Sunday, November 28, 2010

Noodler's Nib Creaper - Mini Review

This is my first attempt at a review on this blog. My photography skills are questionable, my writing skills are feeble, but I have a passion for handwriting and fountain pens, so here goes!

I decided to try out a couple of pens to consider as a possibility for Christmas gifts. Brian at the Goulet Pen Company was gracious enough to etalk me through some considerations for inexpensive pens. He reviews several of them on his blog . Much buzz has been astir about the $14.00 Noodler's Nib Creaper fountain pen, a piston filled inexpensive pen. I thought I would check it out.

My first impression about this Noodler's Ink pen was it was fun to see the internal mechanism. My second thought was a question as to what ink I would "deflower this virgin" with. I set my eyes upon Noodler's Navy. Filling the pen is dead simple. You remove the blind cap on the barrel of the pen, run the piston down to the end of the barrel, place the nib and part of the feed section into the ink and cycle the piston twice. That's it. Pull the pen out, wipe off the nib and feed, replace the blind cap and get down to writing.

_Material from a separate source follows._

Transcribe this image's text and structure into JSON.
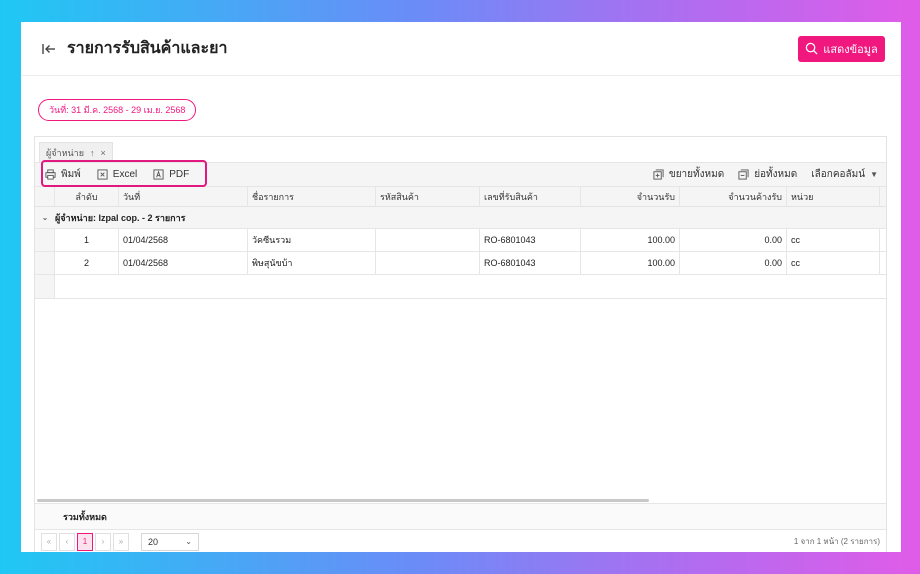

The Nib Creaper holds an impressive amount of ink. It appears to be at least twice as much as is held by a Lamy, Waterman or Cross converter and about twice as much as a Reform 1745 German school pen with a similar filling mechanism. I expect it also holds about twice as much as vintage Sheaffer lever fill pen. This could be a problem if you tire of a color quickly and would rather not write it completely out, but it should be very simple to dump the ink back in the jar and flush and fill again with your next choice.

The nib is a steel nib in a F or perhaps M size. The nib says Noodler's Ink. In writing, it is smooth and leaves a consistent line. I have not written with it enough to determine if it will have any type of shading or line variation. But for my use, smooth and ease of use is important.

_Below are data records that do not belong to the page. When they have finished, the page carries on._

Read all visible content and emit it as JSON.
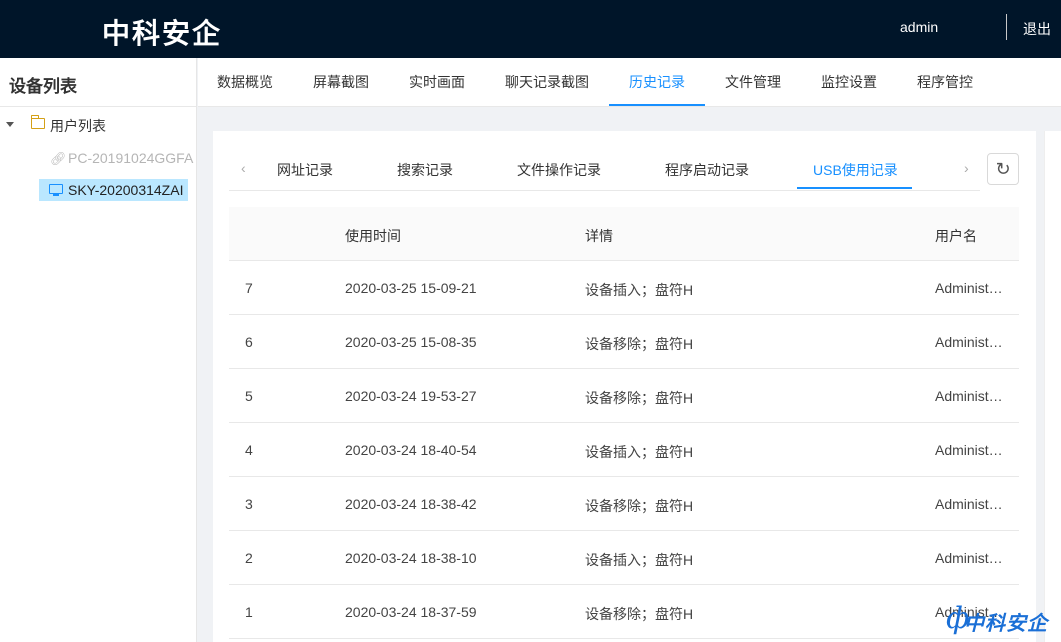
{
  "header": {
    "brand": "中科安企",
    "user": "admin",
    "logout": "退出"
  },
  "sidebar": {
    "title": "设备列表",
    "root_label": "用户列表",
    "devices": [
      {
        "label": "PC-20191024GGFA",
        "icon": "link-icon",
        "state": "offline"
      },
      {
        "label": "SKY-20200314ZAI",
        "icon": "monitor-icon",
        "state": "selected"
      }
    ]
  },
  "main_tabs": [
    {
      "label": "数据概览"
    },
    {
      "label": "屏幕截图"
    },
    {
      "label": "实时画面"
    },
    {
      "label": "聊天记录截图"
    },
    {
      "label": "历史记录",
      "active": true
    },
    {
      "label": "文件管理"
    },
    {
      "label": "监控设置"
    },
    {
      "label": "程序管控"
    }
  ],
  "sub_tabs": [
    {
      "label": "网址记录"
    },
    {
      "label": "搜索记录"
    },
    {
      "label": "文件操作记录"
    },
    {
      "label": "程序启动记录"
    },
    {
      "label": "USB使用记录",
      "active": true
    }
  ],
  "nav_arrows": {
    "prev": "‹",
    "next": "›"
  },
  "refresh_icon": "↻",
  "table": {
    "columns": [
      "",
      "使用时间",
      "详情",
      "用户名"
    ],
    "rows": [
      {
        "id": "7",
        "time": "2020-03-25 15-09-21",
        "detail": "设备插入；盘符H",
        "user": "Administ…"
      },
      {
        "id": "6",
        "time": "2020-03-25 15-08-35",
        "detail": "设备移除；盘符H",
        "user": "Administ…"
      },
      {
        "id": "5",
        "time": "2020-03-24 19-53-27",
        "detail": "设备移除；盘符H",
        "user": "Administ…"
      },
      {
        "id": "4",
        "time": "2020-03-24 18-40-54",
        "detail": "设备插入；盘符H",
        "user": "Administ…"
      },
      {
        "id": "3",
        "time": "2020-03-24 18-38-42",
        "detail": "设备移除；盘符H",
        "user": "Administ…"
      },
      {
        "id": "2",
        "time": "2020-03-24 18-38-10",
        "detail": "设备插入；盘符H",
        "user": "Administ…"
      },
      {
        "id": "1",
        "time": "2020-03-24 18-37-59",
        "detail": "设备移除；盘符H",
        "user": "Administ…"
      }
    ]
  },
  "watermark": {
    "mark": "ф",
    "text": "中科安企"
  },
  "colors": {
    "header_bg": "#001529",
    "accent": "#1890ff",
    "selected_bg": "#bae7ff",
    "folder": "#d4a017"
  }
}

If I compare this pen to any type of rollerball, ultimately it will be much more economical. The pen cost $14 and a 3 ounce bottle of Noodler's ink costs $12.50. So I have $26.50 invested. I expect I will be able to fill this pen 40 times at a minimum per bottle of ink so my cost per fill is around $1.16. I think each bottle will last much longer than that, getting my cost per fill down to about a quarter. Tell me you can find any rollerball pen that costs that little and will provide as much ease of writing.


  1. I just filled my Nib Creaper yesterday. Love it so far, and find a bit of spring to the nib - almost a touch of flexibility. It shades nicely.

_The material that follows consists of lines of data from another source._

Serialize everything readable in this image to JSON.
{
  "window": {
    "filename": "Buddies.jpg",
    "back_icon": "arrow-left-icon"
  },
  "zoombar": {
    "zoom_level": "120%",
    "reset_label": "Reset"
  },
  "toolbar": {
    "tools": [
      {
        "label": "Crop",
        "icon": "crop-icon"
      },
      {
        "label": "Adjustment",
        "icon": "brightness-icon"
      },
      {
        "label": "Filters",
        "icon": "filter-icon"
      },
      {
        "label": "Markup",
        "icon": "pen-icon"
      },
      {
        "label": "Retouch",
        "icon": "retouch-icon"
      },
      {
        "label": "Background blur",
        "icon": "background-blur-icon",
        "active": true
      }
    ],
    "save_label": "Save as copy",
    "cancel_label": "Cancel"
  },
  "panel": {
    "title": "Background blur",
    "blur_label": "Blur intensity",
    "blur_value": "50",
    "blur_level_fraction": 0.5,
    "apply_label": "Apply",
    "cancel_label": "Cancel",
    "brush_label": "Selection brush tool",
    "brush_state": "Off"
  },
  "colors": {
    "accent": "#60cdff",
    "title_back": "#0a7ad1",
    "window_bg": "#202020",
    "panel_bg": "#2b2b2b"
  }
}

    I am a little worried about cleaning this puppy, as there is already ink behind the piston, but I guess I'll cross that bridge when I come to it!

    Nice review.

  2. Thank you MM. I see that my Nib Creaper has a bit of ink on the back side of the piston. However, as much ink as this thing holds, it will be a few days before it is empty.

  3. Thanks for the shoutout and the links! Nice blog post, you're doing well ;)

    You can actually completely disassemble the Nib Creaper, Nathan has a video on it. Just go to YouTube and look up his channel, InkNeedLastForever.